This snippet is provided AS IS, and by taking it, you agree to be bound to the license terms that can be found here for the component: Application.
// file: NeaiTask.c
// function: sys_error_code_t NeaiTaskExecuteStepState1(AManagedTask *_this)

          IEventSrc *p_evt_src = ADPU_GetEventSrcIF((ADPU*)&p_obj->dpu);
          res = IEventSrcAddEventListener(p_evt_src, (IEventListener*)msg.param.n_param);

4.2 DPU used in FP-AI-MONITOR1

FP-AI-MONITOR1 uses the DPU displayed in the following image.

DPU used in function pack.

Note again that to optimize the performance of the multitasking system, the inference done by a DPU is performed in a concurrent task, and the function pack uses the following processing tasks:

  • AI_USC_Task
  • AITask
  • MfccTask
  • NeaiTask

Each processing task is the owner of the related DPU, and it uses all the features provided by the eLooM component.

5 Footnote and references

  1. "Thinking in C++, Volume 1, 2nd edition" (Bruce Eckel, president, MindView, Inc.)
  2. "The C++ Programming Language." (Bjarne Stroustrup)
  3. "Design patterns: Elements of reusable object-oriented software" (Erich Gamma, Richard Helm, Ralph Johnson, John Vlissides)
  4. . The PM state machine is a generic implementation of a state machine.

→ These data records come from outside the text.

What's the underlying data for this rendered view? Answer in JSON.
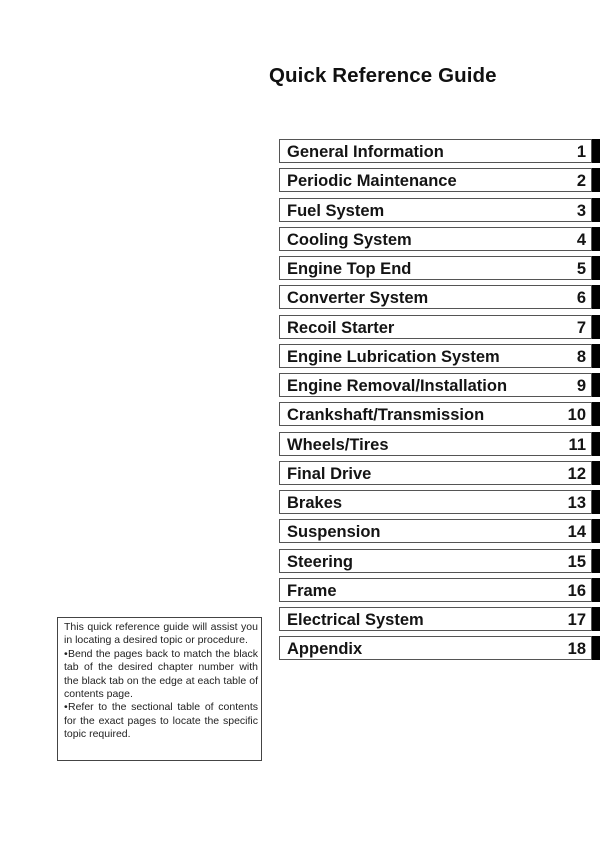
{
  "page": {
    "title": "Quick Reference Guide"
  },
  "toc": [
    {
      "label": "General Information",
      "number": "1"
    },
    {
      "label": "Periodic Maintenance",
      "number": "2"
    },
    {
      "label": "Fuel System",
      "number": "3"
    },
    {
      "label": "Cooling System",
      "number": "4"
    },
    {
      "label": "Engine Top End",
      "number": "5"
    },
    {
      "label": "Converter System",
      "number": "6"
    },
    {
      "label": "Recoil Starter",
      "number": "7"
    },
    {
      "label": "Engine Lubrication System",
      "number": "8"
    },
    {
      "label": "Engine Removal/Installation",
      "number": "9"
    },
    {
      "label": "Crankshaft/Transmission",
      "number": "10"
    },
    {
      "label": "Wheels/Tires",
      "number": "11"
    },
    {
      "label": "Final Drive",
      "number": "12"
    },
    {
      "label": "Brakes",
      "number": "13"
    },
    {
      "label": "Suspension",
      "number": "14"
    },
    {
      "label": "Steering",
      "number": "15"
    },
    {
      "label": "Frame",
      "number": "16"
    },
    {
      "label": "Electrical System",
      "number": "17"
    },
    {
      "label": "Appendix",
      "number": "18"
    }
  ],
  "note": {
    "intro": "This quick reference guide will assist you in locating a desired topic or procedure.",
    "bullets": [
      "Bend the pages back to match the black tab of the desired chapter number with the black tab on the edge at each table of contents page.",
      "Refer to the sectional table of contents for the exact pages to locate the specific topic required."
    ],
    "bullet_glyph": "•"
  }
}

It is named power-mode state machine only because, in the first products, the main purpose was to manage the low-power mode of the embedded application.
  5. eLooM supports single inheritance and multiple interfaces. This is different from the multiple inheritances supported by C++, but it is simple to implement in C and it adds flexibility to an embedded application.
  6. 6.0 6.1 6.2 6.3 Relative path of the Documentation folder of the function pack starting from the installation folder: FP_MONITOR1_V2.0.0\Documentation

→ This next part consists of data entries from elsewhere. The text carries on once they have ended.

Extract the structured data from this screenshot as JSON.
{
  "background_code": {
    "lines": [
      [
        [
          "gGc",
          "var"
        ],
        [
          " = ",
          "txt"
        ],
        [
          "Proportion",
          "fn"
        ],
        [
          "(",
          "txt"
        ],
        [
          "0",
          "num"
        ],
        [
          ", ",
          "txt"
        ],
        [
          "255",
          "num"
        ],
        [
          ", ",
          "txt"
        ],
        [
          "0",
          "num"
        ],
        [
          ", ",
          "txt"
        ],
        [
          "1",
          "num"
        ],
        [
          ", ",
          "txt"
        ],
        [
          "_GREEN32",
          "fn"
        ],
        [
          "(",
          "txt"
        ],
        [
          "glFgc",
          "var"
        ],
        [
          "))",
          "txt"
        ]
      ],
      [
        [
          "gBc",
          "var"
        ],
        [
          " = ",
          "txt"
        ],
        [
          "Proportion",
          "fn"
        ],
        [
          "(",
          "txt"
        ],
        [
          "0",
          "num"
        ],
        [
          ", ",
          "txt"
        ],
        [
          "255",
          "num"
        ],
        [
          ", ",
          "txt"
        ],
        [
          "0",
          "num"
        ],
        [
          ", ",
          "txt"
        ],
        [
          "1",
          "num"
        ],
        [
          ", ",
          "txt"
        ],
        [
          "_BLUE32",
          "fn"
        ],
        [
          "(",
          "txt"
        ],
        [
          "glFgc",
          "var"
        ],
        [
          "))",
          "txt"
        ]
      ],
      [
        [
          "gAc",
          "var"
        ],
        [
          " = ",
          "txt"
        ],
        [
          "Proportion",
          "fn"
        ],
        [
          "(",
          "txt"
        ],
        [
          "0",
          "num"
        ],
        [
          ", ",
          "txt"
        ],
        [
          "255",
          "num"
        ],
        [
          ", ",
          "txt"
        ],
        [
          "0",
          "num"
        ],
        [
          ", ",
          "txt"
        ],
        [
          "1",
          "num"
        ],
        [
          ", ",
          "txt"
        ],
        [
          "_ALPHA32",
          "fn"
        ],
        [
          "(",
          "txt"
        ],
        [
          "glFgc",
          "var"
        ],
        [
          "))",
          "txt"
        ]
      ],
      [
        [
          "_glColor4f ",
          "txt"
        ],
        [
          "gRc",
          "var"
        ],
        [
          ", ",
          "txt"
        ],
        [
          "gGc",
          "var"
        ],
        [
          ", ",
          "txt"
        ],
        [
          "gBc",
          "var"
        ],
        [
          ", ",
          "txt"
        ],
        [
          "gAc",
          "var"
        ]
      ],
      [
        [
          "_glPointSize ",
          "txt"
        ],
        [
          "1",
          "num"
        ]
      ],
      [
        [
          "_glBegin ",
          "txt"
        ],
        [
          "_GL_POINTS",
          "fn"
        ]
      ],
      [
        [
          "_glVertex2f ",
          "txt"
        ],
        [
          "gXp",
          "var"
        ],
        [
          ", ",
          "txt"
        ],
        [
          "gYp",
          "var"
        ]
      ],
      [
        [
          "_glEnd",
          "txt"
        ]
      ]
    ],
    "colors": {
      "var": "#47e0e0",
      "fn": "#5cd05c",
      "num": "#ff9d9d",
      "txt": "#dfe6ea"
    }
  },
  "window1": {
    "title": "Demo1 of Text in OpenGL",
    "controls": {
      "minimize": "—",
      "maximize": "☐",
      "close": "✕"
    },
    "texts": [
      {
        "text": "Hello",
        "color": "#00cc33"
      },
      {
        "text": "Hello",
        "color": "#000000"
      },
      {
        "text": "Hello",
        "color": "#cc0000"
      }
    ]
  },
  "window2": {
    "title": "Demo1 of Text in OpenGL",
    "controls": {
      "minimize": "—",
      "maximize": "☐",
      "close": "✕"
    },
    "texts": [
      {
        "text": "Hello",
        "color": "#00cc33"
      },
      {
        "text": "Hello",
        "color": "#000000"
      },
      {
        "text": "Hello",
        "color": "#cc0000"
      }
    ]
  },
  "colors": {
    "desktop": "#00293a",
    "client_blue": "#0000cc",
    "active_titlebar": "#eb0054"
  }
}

6 Appendix A: UML® and color convention

The UML® diagrams presented in this article describe the architecture of some of the main elements of the function pack. Because of the dependency between the elements, a color convention is used to identify the package to which each element belongs, as displayed in the following image.

UML® color convention.

When the color is not specified (black for the foreground and text, and white for the background), then the element belongs to the main component described in the section.